As for the game itself, it seems to be a stripped down take on Mario Kart built with mobile in mind. It plays in portrait orientation so you can play with just one hand, and there are only two laps per course as opposed to the typical three in mainline Mario Kart games to provide a quicker, more mobile-friendly experience. You control your kart’s steering by dragging on the screen or tilting your device, and you have the option of having the drifting mechanic which is integral to Mario Kart be handled for you automatically or doing it yourself. Most early players have said that turning on manual drifting makes a big difference in the amount of fun they’re having, as does moving into the faster circuits as the 50cc you start out on is painfully slow. Here’s a nice video from YouTuber Davidth showing a full race in the game.
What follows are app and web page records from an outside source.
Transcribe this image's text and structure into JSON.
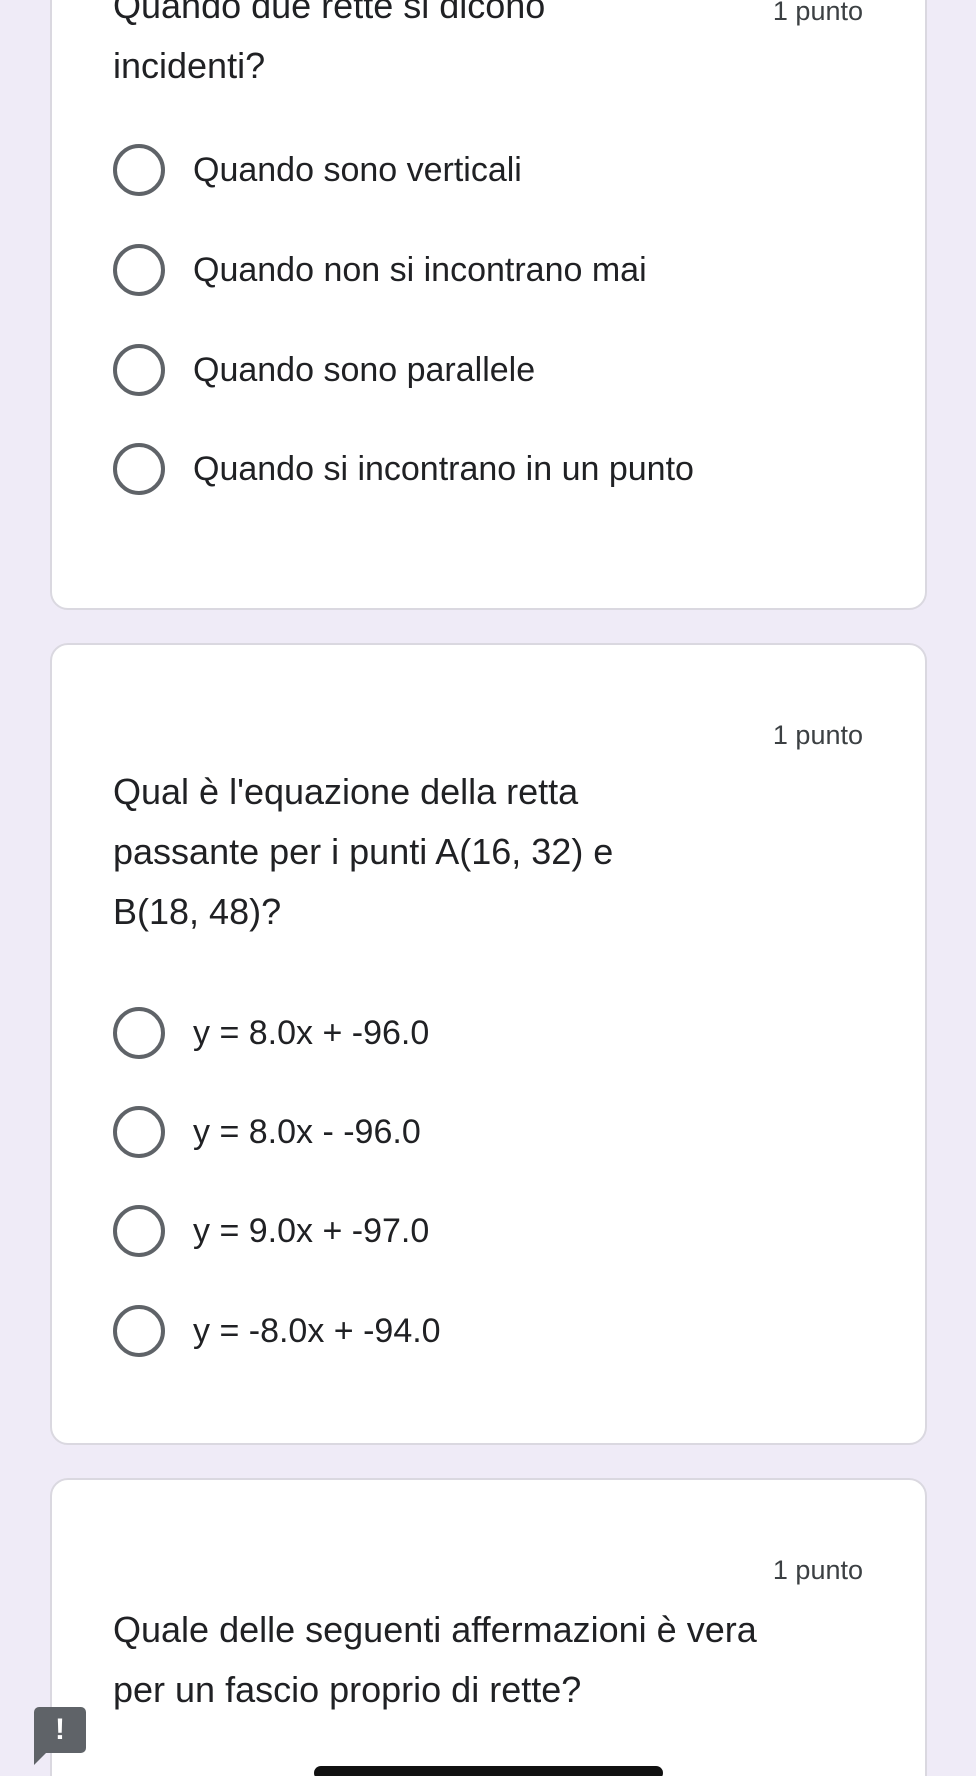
{
  "questions": [
    {
      "points": "1 punto",
      "title": "Quando due rette si dicono incidenti?",
      "options": [
        "Quando sono verticali",
        "Quando non si incontrano mai",
        "Quando sono parallele",
        "Quando si incontrano in un punto"
      ]
    },
    {
      "points": "1 punto",
      "title": "Qual è l'equazione della retta passante per i punti A(16, 32) e B(18, 48)?",
      "options": [
        "y = 8.0x + -96.0",
        "y = 8.0x - -96.0",
        "y = 9.0x + -97.0",
        "y = -8.0x + -94.0"
      ]
    },
    {
      "points": "1 punto",
      "title": "Quale delle seguenti affermazioni è vera per un fascio proprio di rette?"
    }
  ],
  "report_icon": {
    "icon": "exclamation-report-icon",
    "glyph": "!"
  }
}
It’s important to note that this is a beta and things can certainly change between now and the game’s full release this summer, but I wouldn’t expect any miracles in terms of the monetization model that we’re seeing in the beta. This will be a very free to play game, and it will probably make a boat load of money. As long as it provides a satisfying Mario Kart racing experience I think I can deal with that, but based on early impressions it seems this might just be a bland shell of the full Mario Kart games. I felt like Animal Crossing: Pocket Camp had the look and feel of an Animal Crossing game down but none of the heart, and I’m hoping that’s not the case here. This thread over on the ResetEra forums seems to be the main gathering point of all things Mario Kart Tour, so head over there if you want to see a lot more screen shots, videos, and impressions from beta testers.